In this scenario, the first thought by the produce director was about the full tomato assortment they already stock. The second thought was how the sales rep failed to introduce any new features or other unique details. This was just another tomato — nothing different from the rest.

Understanding how to connect with retailers is crucial in order to consummate a deal, especially on a first appointment. It can be quite challenging trying to sell a product line without a matching dialogue.

I heard a great number of sales rep presentations in my days as a produce director. Many were masters at selling and usually knew what I was thinking during their sales pitches. Others were average, inexperienced or just simply unprepared. It only took a few minutes to discover the imperfections of individual selling skills.

Had the sales rep in the provided example given details of how the tomatoes were “different,” then it would perhaps have opened the door for a more positive interest. Directors usually like items and programs that are new, different and unique.

Produce directors usually know what’s in the minds of salespeople. Their first priority is to meet their budgeted volume quota. The second is to convince the director to buy a product by every means available.

Times have, of course, changed and it’s more difficult today to get a foot in the door of a retailer than ever before. Not only is it due to the extra workload on the shoulders of produce directors, it also has to do with a greater demand to control the operational costs of the business and to generate a much higher gross profit. In other words — make more money.

These weighty workloads and operating responsibilities are eating up the produce director’s time and these constraints make it extremely difficult to sit in on all full-scale sales presentations, making it absolutely imperative that every selling pitch be productive.

With all the fast-paced work activities of today, time is one of the biggest opponents of sales reps. It could take an average of 15 phone calls to finally reach a decision maker. The conversation must then be brief and about setting up a one-on-one appointment.

Keep in mind, if it’s just another tomato, apple or salad mix, the interest level will fall below the chances of landing an appointment. However, if it’s a new, different or unique tomato, apple or salad mix, the interest level rises higher and an appointment should be less difficult to get booked.

Here are some tips about what flows through the mind of a produce director when listening to a product presentation:

  • Budget — must be attained (one reason many deals could break down)
  • Gross profit — must be achieved
  • Cost — must be in the affordable range
  • Retail — must attract and generate customer sales
  • Turnover — must move rapidly through the system to prevent shrink
  • Inventory — must maintain low asset level (cannot get stuck)
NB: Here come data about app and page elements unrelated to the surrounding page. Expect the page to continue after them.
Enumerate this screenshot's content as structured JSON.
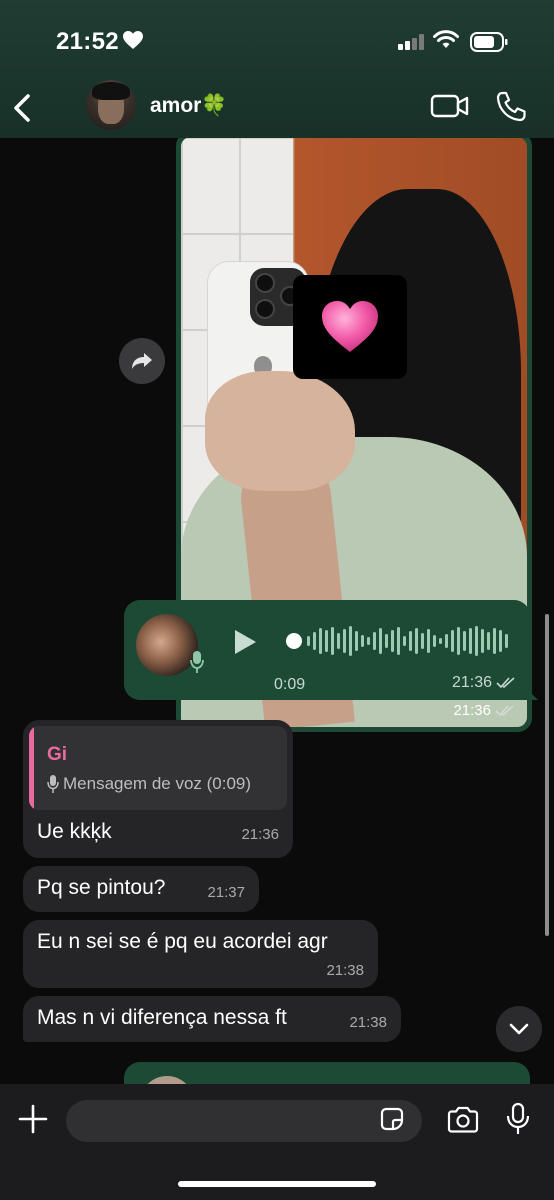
{
  "status_bar": {
    "time": "21:52"
  },
  "header": {
    "contact_name": "amor🍀"
  },
  "messages": {
    "image": {
      "time": "21:36"
    },
    "voice": {
      "duration": "0:09",
      "time": "21:36"
    },
    "reply": {
      "quoted_name": "Gi",
      "quoted_text": "Mensagem de voz (0:09)",
      "text": "Ue kkķk",
      "time": "21:36"
    },
    "incoming": [
      {
        "text": "Pq se pintou?",
        "time": "21:37"
      },
      {
        "text": "Eu n sei se é pq eu acordei agr",
        "time": "21:38"
      },
      {
        "text": "Mas n vi diferença nessa ft",
        "time": "21:38"
      }
    ]
  },
  "colors": {
    "outgoing_bubble": "#1d4a35",
    "incoming_bubble": "#252527",
    "reply_accent": "#e86aa0",
    "header_bg": "#1f3d33"
  }
}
A sales rep can have a fantastic product and program, but if it can’t be communicated in the mind of the produce director, he or she most likely won’t buy it.

Two final points to keep in mind:
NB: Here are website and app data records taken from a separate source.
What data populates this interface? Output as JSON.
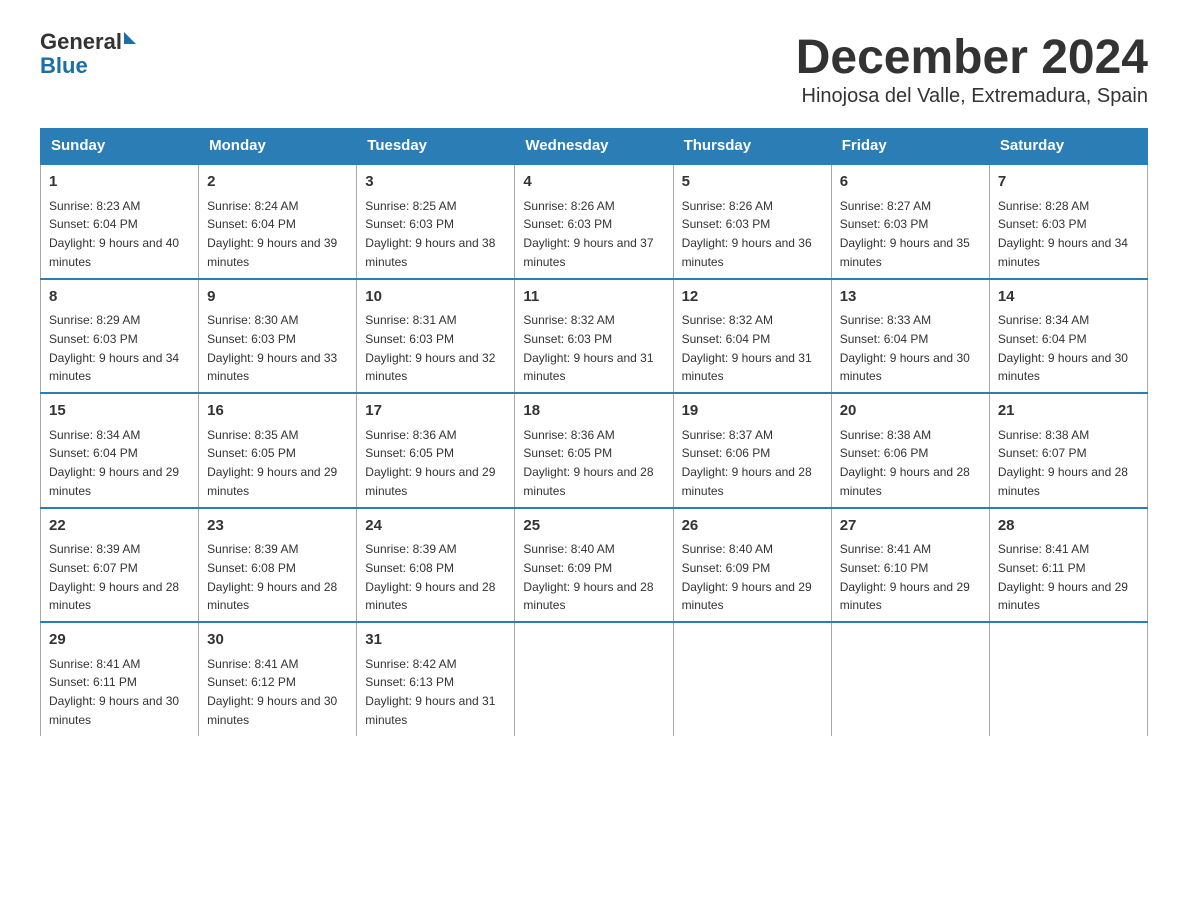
{
  "header": {
    "logo": {
      "general": "General",
      "blue": "Blue"
    },
    "title": "December 2024",
    "location": "Hinojosa del Valle, Extremadura, Spain"
  },
  "days_of_week": [
    "Sunday",
    "Monday",
    "Tuesday",
    "Wednesday",
    "Thursday",
    "Friday",
    "Saturday"
  ],
  "weeks": [
    [
      {
        "day": "1",
        "sunrise": "8:23 AM",
        "sunset": "6:04 PM",
        "daylight": "9 hours and 40 minutes."
      },
      {
        "day": "2",
        "sunrise": "8:24 AM",
        "sunset": "6:04 PM",
        "daylight": "9 hours and 39 minutes."
      },
      {
        "day": "3",
        "sunrise": "8:25 AM",
        "sunset": "6:03 PM",
        "daylight": "9 hours and 38 minutes."
      },
      {
        "day": "4",
        "sunrise": "8:26 AM",
        "sunset": "6:03 PM",
        "daylight": "9 hours and 37 minutes."
      },
      {
        "day": "5",
        "sunrise": "8:26 AM",
        "sunset": "6:03 PM",
        "daylight": "9 hours and 36 minutes."
      },
      {
        "day": "6",
        "sunrise": "8:27 AM",
        "sunset": "6:03 PM",
        "daylight": "9 hours and 35 minutes."
      },
      {
        "day": "7",
        "sunrise": "8:28 AM",
        "sunset": "6:03 PM",
        "daylight": "9 hours and 34 minutes."
      }
    ],
    [
      {
        "day": "8",
        "sunrise": "8:29 AM",
        "sunset": "6:03 PM",
        "daylight": "9 hours and 34 minutes."
      },
      {
        "day": "9",
        "sunrise": "8:30 AM",
        "sunset": "6:03 PM",
        "daylight": "9 hours and 33 minutes."
      },
      {
        "day": "10",
        "sunrise": "8:31 AM",
        "sunset": "6:03 PM",
        "daylight": "9 hours and 32 minutes."
      },
      {
        "day": "11",
        "sunrise": "8:32 AM",
        "sunset": "6:03 PM",
        "daylight": "9 hours and 31 minutes."
      },
      {
        "day": "12",
        "sunrise": "8:32 AM",
        "sunset": "6:04 PM",
        "daylight": "9 hours and 31 minutes."
      },
      {
        "day": "13",
        "sunrise": "8:33 AM",
        "sunset": "6:04 PM",
        "daylight": "9 hours and 30 minutes."
      },
      {
        "day": "14",
        "sunrise": "8:34 AM",
        "sunset": "6:04 PM",
        "daylight": "9 hours and 30 minutes."
      }
    ],
    [
      {
        "day": "15",
        "sunrise": "8:34 AM",
        "sunset": "6:04 PM",
        "daylight": "9 hours and 29 minutes."
      },
      {
        "day": "16",
        "sunrise": "8:35 AM",
        "sunset": "6:05 PM",
        "daylight": "9 hours and 29 minutes."
      },
      {
        "day": "17",
        "sunrise": "8:36 AM",
        "sunset": "6:05 PM",
        "daylight": "9 hours and 29 minutes."
      },
      {
        "day": "18",
        "sunrise": "8:36 AM",
        "sunset": "6:05 PM",
        "daylight": "9 hours and 28 minutes."
      },
      {
        "day": "19",
        "sunrise": "8:37 AM",
        "sunset": "6:06 PM",
        "daylight": "9 hours and 28 minutes."
      },
      {
        "day": "20",
        "sunrise": "8:38 AM",
        "sunset": "6:06 PM",
        "daylight": "9 hours and 28 minutes."
      },
      {
        "day": "21",
        "sunrise": "8:38 AM",
        "sunset": "6:07 PM",
        "daylight": "9 hours and 28 minutes."
      }
    ],
    [
      {
        "day": "22",
        "sunrise": "8:39 AM",
        "sunset": "6:07 PM",
        "daylight": "9 hours and 28 minutes."
      },
      {
        "day": "23",
        "sunrise": "8:39 AM",
        "sunset": "6:08 PM",
        "daylight": "9 hours and 28 minutes."
      },
      {
        "day": "24",
        "sunrise": "8:39 AM",
        "sunset": "6:08 PM",
        "daylight": "9 hours and 28 minutes."
      },
      {
        "day": "25",
        "sunrise": "8:40 AM",
        "sunset": "6:09 PM",
        "daylight": "9 hours and 28 minutes."
      },
      {
        "day": "26",
        "sunrise": "8:40 AM",
        "sunset": "6:09 PM",
        "daylight": "9 hours and 29 minutes."
      },
      {
        "day": "27",
        "sunrise": "8:41 AM",
        "sunset": "6:10 PM",
        "daylight": "9 hours and 29 minutes."
      },
      {
        "day": "28",
        "sunrise": "8:41 AM",
        "sunset": "6:11 PM",
        "daylight": "9 hours and 29 minutes."
      }
    ],
    [
      {
        "day": "29",
        "sunrise": "8:41 AM",
        "sunset": "6:11 PM",
        "daylight": "9 hours and 30 minutes."
      },
      {
        "day": "30",
        "sunrise": "8:41 AM",
        "sunset": "6:12 PM",
        "daylight": "9 hours and 30 minutes."
      },
      {
        "day": "31",
        "sunrise": "8:42 AM",
        "sunset": "6:13 PM",
        "daylight": "9 hours and 31 minutes."
      },
      null,
      null,
      null,
      null
    ]
  ]
}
  • Produce directors don’t buy product, they buy gross profit.
  • Produce directors want to be sold ideas over just product.

Ron Pelger is the owner of RonProCon, a produce industry advisory firm. He is also a produce industry merchandising director and a freelance writer. He can be contacted at 775-843-2394 or by e-mail at ronprocon@gmail.com.